Problem requirements:
Would you find each line in the entries below with the string "artist" and copy it?

Supplied records:
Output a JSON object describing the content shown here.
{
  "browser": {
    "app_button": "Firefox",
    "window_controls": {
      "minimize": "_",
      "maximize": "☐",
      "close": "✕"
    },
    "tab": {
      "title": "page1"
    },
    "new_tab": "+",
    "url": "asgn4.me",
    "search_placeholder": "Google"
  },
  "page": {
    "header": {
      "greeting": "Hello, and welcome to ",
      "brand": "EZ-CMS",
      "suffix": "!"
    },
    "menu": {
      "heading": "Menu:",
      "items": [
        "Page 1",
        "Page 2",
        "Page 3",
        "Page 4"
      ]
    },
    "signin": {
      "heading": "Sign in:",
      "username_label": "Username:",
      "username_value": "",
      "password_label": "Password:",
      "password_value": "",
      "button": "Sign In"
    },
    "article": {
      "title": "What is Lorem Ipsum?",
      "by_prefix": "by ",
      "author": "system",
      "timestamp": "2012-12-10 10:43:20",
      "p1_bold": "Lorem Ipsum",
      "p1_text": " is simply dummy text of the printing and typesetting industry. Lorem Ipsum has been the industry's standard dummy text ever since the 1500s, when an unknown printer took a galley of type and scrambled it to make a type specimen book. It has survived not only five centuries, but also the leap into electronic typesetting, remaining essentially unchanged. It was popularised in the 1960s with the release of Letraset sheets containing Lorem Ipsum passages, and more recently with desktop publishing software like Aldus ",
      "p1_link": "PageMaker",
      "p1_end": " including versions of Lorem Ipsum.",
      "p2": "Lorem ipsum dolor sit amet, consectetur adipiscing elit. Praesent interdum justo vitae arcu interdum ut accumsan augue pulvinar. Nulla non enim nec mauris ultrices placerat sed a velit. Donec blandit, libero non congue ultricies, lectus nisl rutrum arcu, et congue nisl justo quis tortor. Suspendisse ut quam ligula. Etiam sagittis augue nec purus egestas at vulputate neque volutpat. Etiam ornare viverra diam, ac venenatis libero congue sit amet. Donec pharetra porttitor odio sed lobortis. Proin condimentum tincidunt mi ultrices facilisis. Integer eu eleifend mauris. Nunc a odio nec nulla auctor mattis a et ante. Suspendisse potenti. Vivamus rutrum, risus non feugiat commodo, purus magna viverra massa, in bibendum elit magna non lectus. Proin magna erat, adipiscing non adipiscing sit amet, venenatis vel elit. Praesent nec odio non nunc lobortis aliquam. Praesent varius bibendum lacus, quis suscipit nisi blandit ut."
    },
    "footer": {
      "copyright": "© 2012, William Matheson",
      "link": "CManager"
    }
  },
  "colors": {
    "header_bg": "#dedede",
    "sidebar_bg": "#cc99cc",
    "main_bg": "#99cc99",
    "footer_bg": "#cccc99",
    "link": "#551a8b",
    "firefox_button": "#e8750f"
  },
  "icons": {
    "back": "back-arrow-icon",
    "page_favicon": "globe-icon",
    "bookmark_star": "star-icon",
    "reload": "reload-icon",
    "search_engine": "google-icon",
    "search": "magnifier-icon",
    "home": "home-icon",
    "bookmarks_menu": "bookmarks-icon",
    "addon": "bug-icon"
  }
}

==

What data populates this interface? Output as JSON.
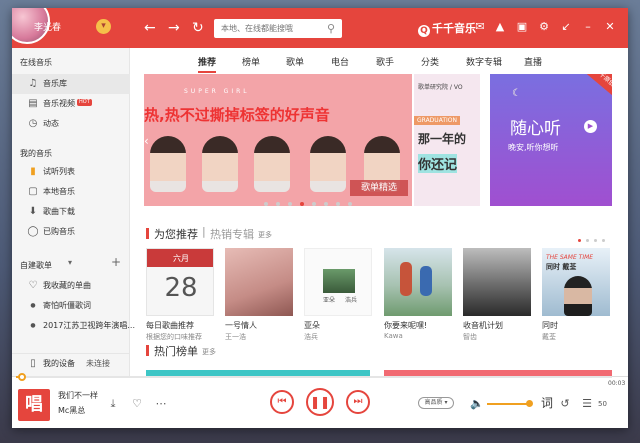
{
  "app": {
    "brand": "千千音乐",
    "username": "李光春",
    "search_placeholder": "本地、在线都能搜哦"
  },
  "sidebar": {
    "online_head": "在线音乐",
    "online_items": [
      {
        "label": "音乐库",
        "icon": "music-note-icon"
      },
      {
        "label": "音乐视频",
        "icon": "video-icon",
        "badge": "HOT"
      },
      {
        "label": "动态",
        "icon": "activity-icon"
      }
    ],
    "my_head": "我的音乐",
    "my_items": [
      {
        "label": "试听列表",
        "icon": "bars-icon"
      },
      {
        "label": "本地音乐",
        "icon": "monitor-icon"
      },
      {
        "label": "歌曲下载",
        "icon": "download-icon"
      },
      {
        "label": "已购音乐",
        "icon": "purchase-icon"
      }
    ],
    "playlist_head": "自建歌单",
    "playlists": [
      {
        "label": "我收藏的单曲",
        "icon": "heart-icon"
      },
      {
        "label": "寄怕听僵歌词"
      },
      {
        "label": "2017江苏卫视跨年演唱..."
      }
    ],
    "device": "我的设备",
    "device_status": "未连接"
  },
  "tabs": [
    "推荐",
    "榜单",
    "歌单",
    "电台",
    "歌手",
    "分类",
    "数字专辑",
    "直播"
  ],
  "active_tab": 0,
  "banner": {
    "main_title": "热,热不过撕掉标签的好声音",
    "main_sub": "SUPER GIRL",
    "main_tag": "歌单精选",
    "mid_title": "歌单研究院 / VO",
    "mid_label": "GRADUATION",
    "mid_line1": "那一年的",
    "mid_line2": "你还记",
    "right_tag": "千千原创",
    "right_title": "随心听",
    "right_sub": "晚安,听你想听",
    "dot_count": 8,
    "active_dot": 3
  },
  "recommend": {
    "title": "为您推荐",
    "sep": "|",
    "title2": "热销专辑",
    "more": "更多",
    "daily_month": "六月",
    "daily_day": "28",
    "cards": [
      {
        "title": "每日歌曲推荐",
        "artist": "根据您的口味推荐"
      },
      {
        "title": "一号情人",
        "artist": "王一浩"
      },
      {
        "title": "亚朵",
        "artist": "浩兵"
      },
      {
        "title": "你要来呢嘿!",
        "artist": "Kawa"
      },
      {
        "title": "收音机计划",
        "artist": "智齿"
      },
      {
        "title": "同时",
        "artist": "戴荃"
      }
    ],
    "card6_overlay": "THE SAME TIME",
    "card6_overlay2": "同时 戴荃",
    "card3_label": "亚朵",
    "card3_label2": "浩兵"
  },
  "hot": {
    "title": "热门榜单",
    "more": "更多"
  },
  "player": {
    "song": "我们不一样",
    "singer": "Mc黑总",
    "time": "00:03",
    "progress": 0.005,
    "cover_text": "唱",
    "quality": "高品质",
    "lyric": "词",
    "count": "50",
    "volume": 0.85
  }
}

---

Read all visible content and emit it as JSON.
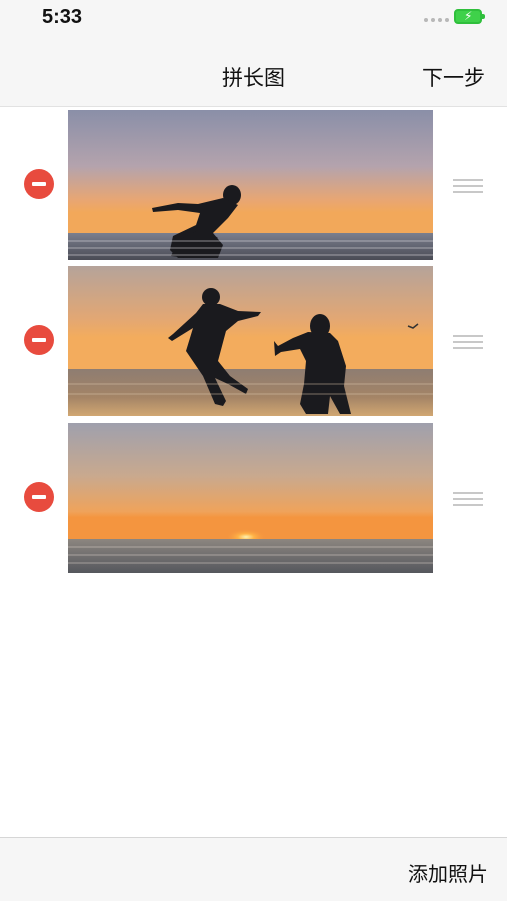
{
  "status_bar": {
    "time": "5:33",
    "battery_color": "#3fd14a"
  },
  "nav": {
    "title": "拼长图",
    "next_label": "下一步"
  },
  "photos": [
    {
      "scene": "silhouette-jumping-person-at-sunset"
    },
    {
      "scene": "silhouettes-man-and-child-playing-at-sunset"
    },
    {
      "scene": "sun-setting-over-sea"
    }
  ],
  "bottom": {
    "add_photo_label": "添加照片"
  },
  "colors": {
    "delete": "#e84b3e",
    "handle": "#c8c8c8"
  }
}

Output for this exercise:
        "artist": "根据您的口味推荐"
        "artist": "王一浩"
        "artist": "浩兵"
        "artist": "Kawa"
        "artist": "智齿"
        "artist": "戴荃"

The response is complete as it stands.